[Entries from a dataset of interfaces]
....................

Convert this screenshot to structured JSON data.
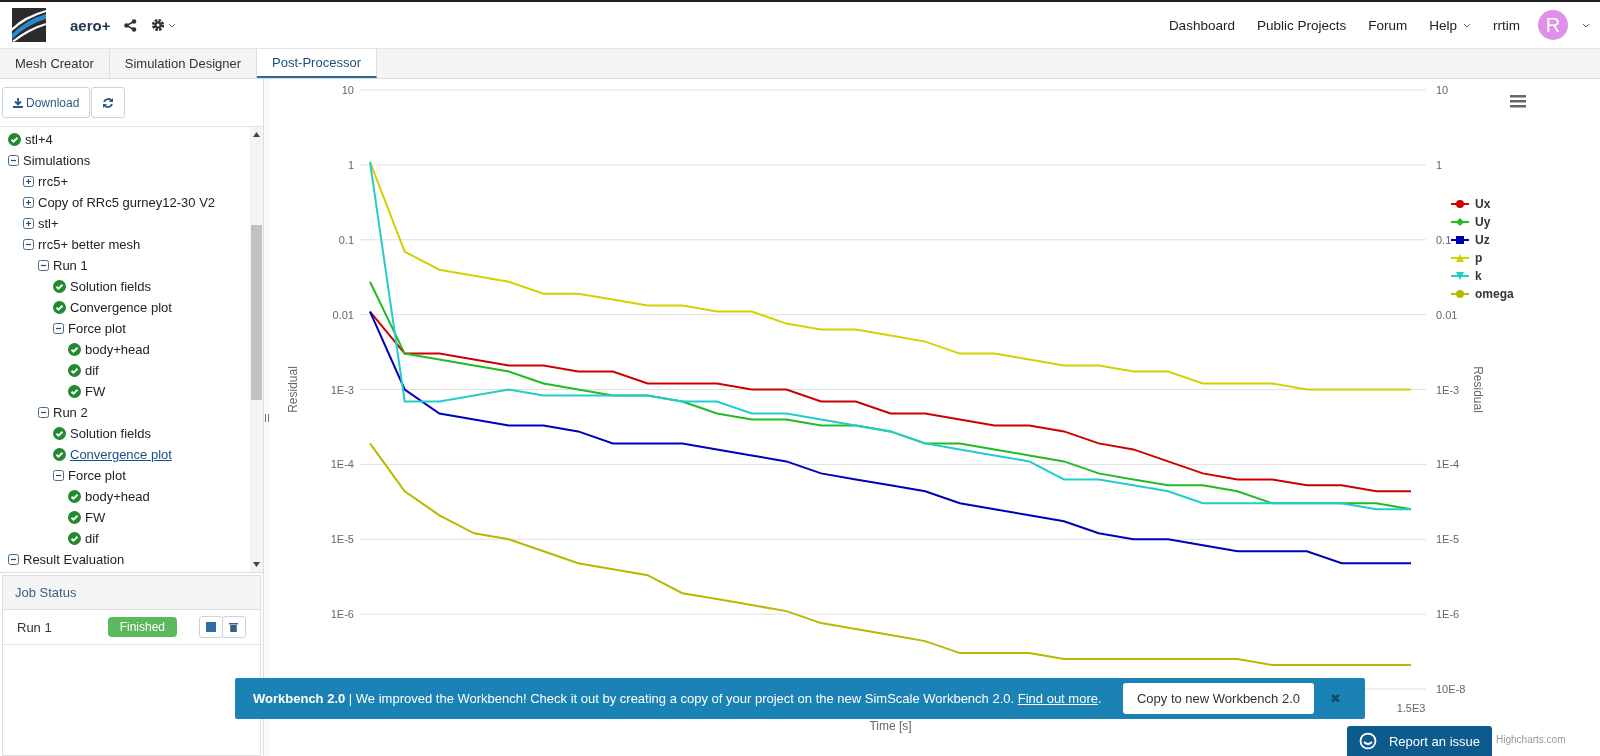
{
  "header": {
    "brand": "aero+",
    "nav": [
      {
        "label": "Dashboard",
        "dropdown": false
      },
      {
        "label": "Public Projects",
        "dropdown": false
      },
      {
        "label": "Forum",
        "dropdown": false
      },
      {
        "label": "Help",
        "dropdown": true
      }
    ],
    "user": {
      "name": "rrtim",
      "initial": "R"
    }
  },
  "tabs": [
    {
      "label": "Mesh Creator",
      "selected": false
    },
    {
      "label": "Simulation Designer",
      "selected": false
    },
    {
      "label": "Post-Processor",
      "selected": true
    }
  ],
  "toolbar": {
    "download": "Download"
  },
  "tree": [
    {
      "kind": "done",
      "label": "stl+4",
      "selected": false
    },
    {
      "kind": "group",
      "label": "Simulations",
      "expanded": true,
      "selected": false,
      "children": [
        {
          "kind": "group",
          "label": "rrc5+",
          "expanded": false,
          "selected": false
        },
        {
          "kind": "group",
          "label": "Copy of RRc5 gurney12-30 V2",
          "expanded": false,
          "selected": false
        },
        {
          "kind": "group",
          "label": "stl+",
          "expanded": false,
          "selected": false
        },
        {
          "kind": "group",
          "label": "rrc5+ better mesh",
          "expanded": true,
          "selected": false,
          "children": [
            {
              "kind": "group",
              "label": "Run 1",
              "expanded": true,
              "selected": false,
              "children": [
                {
                  "kind": "done",
                  "label": "Solution fields",
                  "selected": false
                },
                {
                  "kind": "done",
                  "label": "Convergence plot",
                  "selected": false
                },
                {
                  "kind": "group",
                  "label": "Force plot",
                  "expanded": true,
                  "selected": false,
                  "children": [
                    {
                      "kind": "done",
                      "label": "body+head",
                      "selected": false
                    },
                    {
                      "kind": "done",
                      "label": "dif",
                      "selected": false
                    },
                    {
                      "kind": "done",
                      "label": "FW",
                      "selected": false
                    }
                  ]
                }
              ]
            },
            {
              "kind": "group",
              "label": "Run 2",
              "expanded": true,
              "selected": false,
              "children": [
                {
                  "kind": "done",
                  "label": "Solution fields",
                  "selected": false
                },
                {
                  "kind": "done",
                  "label": "Convergence plot",
                  "selected": true
                },
                {
                  "kind": "group",
                  "label": "Force plot",
                  "expanded": true,
                  "selected": false,
                  "children": [
                    {
                      "kind": "done",
                      "label": "body+head",
                      "selected": false
                    },
                    {
                      "kind": "done",
                      "label": "FW",
                      "selected": false
                    },
                    {
                      "kind": "done",
                      "label": "dif",
                      "selected": false
                    }
                  ]
                }
              ]
            }
          ]
        }
      ]
    },
    {
      "kind": "group",
      "label": "Result Evaluation",
      "expanded": true,
      "selected": false
    }
  ],
  "job_status": {
    "title": "Job Status",
    "jobs": [
      {
        "name": "Run 1",
        "status": "Finished"
      }
    ]
  },
  "chart": {
    "left_axis_labels": [
      "10",
      "1",
      "0.1",
      "0.01",
      "1E-3",
      "1E-4",
      "1E-5",
      "1E-6"
    ],
    "right_axis_labels": [
      "10",
      "1",
      "0.1",
      "0.01",
      "1E-3",
      "1E-4",
      "1E-5",
      "1E-6",
      "10E-8"
    ],
    "left_axis_title": "Residual",
    "right_axis_title": "Residual",
    "x_axis_labels": [
      "1.5E3"
    ],
    "x_axis_title": "Time [s]",
    "legend": [
      {
        "name": "Ux",
        "color": "#cc0000"
      },
      {
        "name": "Uy",
        "color": "#22bb22"
      },
      {
        "name": "Uz",
        "color": "#0000bb"
      },
      {
        "name": "p",
        "color": "#d2d200"
      },
      {
        "name": "k",
        "color": "#22cccc"
      },
      {
        "name": "omega",
        "color": "#b8b800"
      }
    ],
    "credit": "Highcharts.com"
  },
  "banner": {
    "text": "**Workbench 2.0** | We improved the Workbench! Check it out by creating a copy of your project on the new SimScale Workbench 2.0.",
    "link": "Find out more",
    "after": ".",
    "button": "Copy to new Workbench 2.0",
    "close": "✖"
  },
  "report_button": "Report an issue"
}
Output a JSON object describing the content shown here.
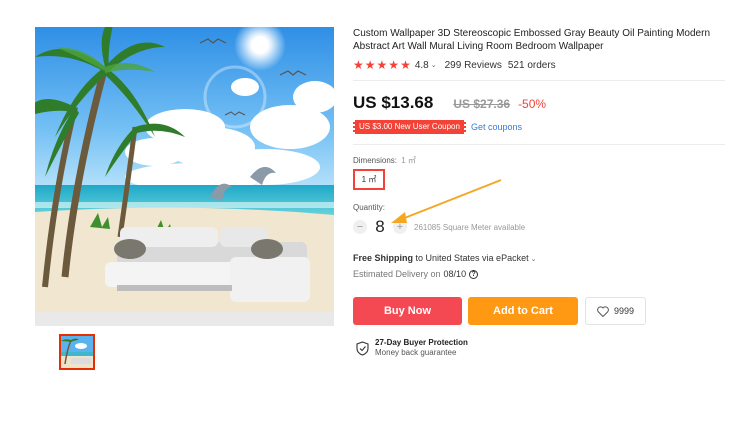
{
  "product": {
    "title": "Custom Wallpaper 3D Stereoscopic Embossed Gray Beauty Oil Painting Modern Abstract Art Wall Mural Living Room Bedroom Wallpaper",
    "rating": "4.8",
    "reviews": "299 Reviews",
    "orders": "521 orders"
  },
  "price": {
    "current": "US $13.68",
    "original": "US $27.36",
    "discount": "-50%"
  },
  "coupon": {
    "label": "US $3.00 New User Coupon",
    "link": "Get coupons"
  },
  "dimensions": {
    "label": "Dimensions:",
    "value": "1 ㎡",
    "option": "1 ㎡"
  },
  "quantity": {
    "label": "Quantity:",
    "minus": "−",
    "value": "8",
    "plus": "+",
    "available": "261085 Square Meter available"
  },
  "shipping": {
    "bold": "Free Shipping",
    "rest": " to United States via ePacket",
    "estimate_label": "Estimated Delivery on",
    "estimate_date": "08/10"
  },
  "actions": {
    "buy_now": "Buy Now",
    "add_to_cart": "Add to Cart",
    "wishlist_count": "9999"
  },
  "protection": {
    "title": "27-Day Buyer Protection",
    "subtitle": "Money back guarantee"
  },
  "colors": {
    "accent_red": "#f44336",
    "buy_now": "#f44853",
    "add_to_cart": "#ff9812",
    "link_blue": "#3a7bd5",
    "annotation_arrow": "#f5a623"
  },
  "icons": [
    "star-icon",
    "heart-icon",
    "shield-check-icon",
    "help-circle-icon",
    "chevron-down-icon",
    "annotation-arrow"
  ]
}
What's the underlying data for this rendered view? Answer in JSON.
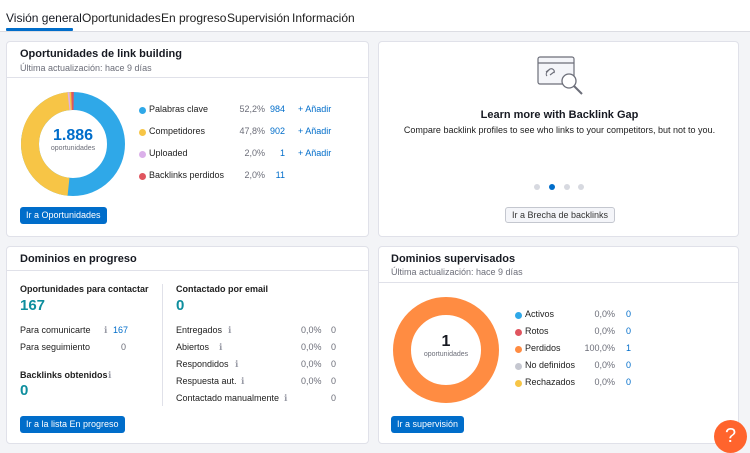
{
  "tabs": [
    {
      "label": "Visión general",
      "active": true
    },
    {
      "label": "Oportunidades"
    },
    {
      "label": "En progreso"
    },
    {
      "label": "Supervisión"
    },
    {
      "label": "Información"
    }
  ],
  "opportunities": {
    "title": "Oportunidades de link building",
    "subtitle": "Última actualización: hace 9 días",
    "total": "1.886",
    "total_label": "oportunidades",
    "legend": [
      {
        "label": "Palabras clave",
        "pct": "52,2%",
        "value": "984",
        "add": "+ Añadir",
        "color": "#2fa8e8"
      },
      {
        "label": "Competidores",
        "pct": "47,8%",
        "value": "902",
        "add": "+ Añadir",
        "color": "#f7c546"
      },
      {
        "label": "Uploaded",
        "pct": "2,0%",
        "value": "1",
        "add": "+ Añadir",
        "color": "#dbb0ea"
      },
      {
        "label": "Backlinks perdidos",
        "pct": "2,0%",
        "value": "11",
        "add": "",
        "color": "#e0555f"
      }
    ],
    "button": "Ir a Oportunidades"
  },
  "promo": {
    "icon": "backlink-search-icon",
    "title": "Learn more with Backlink Gap",
    "text": "Compare backlink profiles to see who links to your competitors, but not to you.",
    "active_slide": 1,
    "slide_count": 4,
    "button": "Ir a Brecha de backlinks"
  },
  "in_progress": {
    "title": "Dominios en progreso",
    "to_contact_label": "Oportunidades para contactar",
    "to_contact_value": "167",
    "rows_left": [
      {
        "label": "Para comunicarte",
        "value": "167"
      },
      {
        "label": "Para seguimiento",
        "value": "0"
      }
    ],
    "obtained_label": "Backlinks obtenidos",
    "obtained_value": "0",
    "email_label": "Contactado por email",
    "email_value": "0",
    "rows_right": [
      {
        "label": "Entregados",
        "pct": "0,0%",
        "value": "0"
      },
      {
        "label": "Abiertos",
        "pct": "0,0%",
        "value": "0"
      },
      {
        "label": "Respondidos",
        "pct": "0,0%",
        "value": "0"
      },
      {
        "label": "Respuesta aut.",
        "pct": "0,0%",
        "value": "0"
      },
      {
        "label": "Contactado manualmente",
        "pct": "",
        "value": "0"
      }
    ],
    "button": "Ir a la lista En progreso"
  },
  "monitored": {
    "title": "Dominios supervisados",
    "subtitle": "Última actualización: hace 9 días",
    "total": "1",
    "total_label": "oportunidades",
    "legend": [
      {
        "label": "Activos",
        "pct": "0,0%",
        "value": "0",
        "color": "#2fa8e8"
      },
      {
        "label": "Rotos",
        "pct": "0,0%",
        "value": "0",
        "color": "#e0555f"
      },
      {
        "label": "Perdidos",
        "pct": "100,0%",
        "value": "1",
        "color": "#ff8c42"
      },
      {
        "label": "No definidos",
        "pct": "0,0%",
        "value": "0",
        "color": "#c5c7d0"
      },
      {
        "label": "Rechazados",
        "pct": "0,0%",
        "value": "0",
        "color": "#f7c546"
      }
    ],
    "button": "Ir a supervisión"
  },
  "help": {
    "label": "?"
  }
}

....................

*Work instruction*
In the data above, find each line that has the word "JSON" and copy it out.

*Response area*
Convert this screenshot to structured JSON data.
Output a JSON object describing the content shown here.
What's the underlying data for this rendered view? Answer in JSON.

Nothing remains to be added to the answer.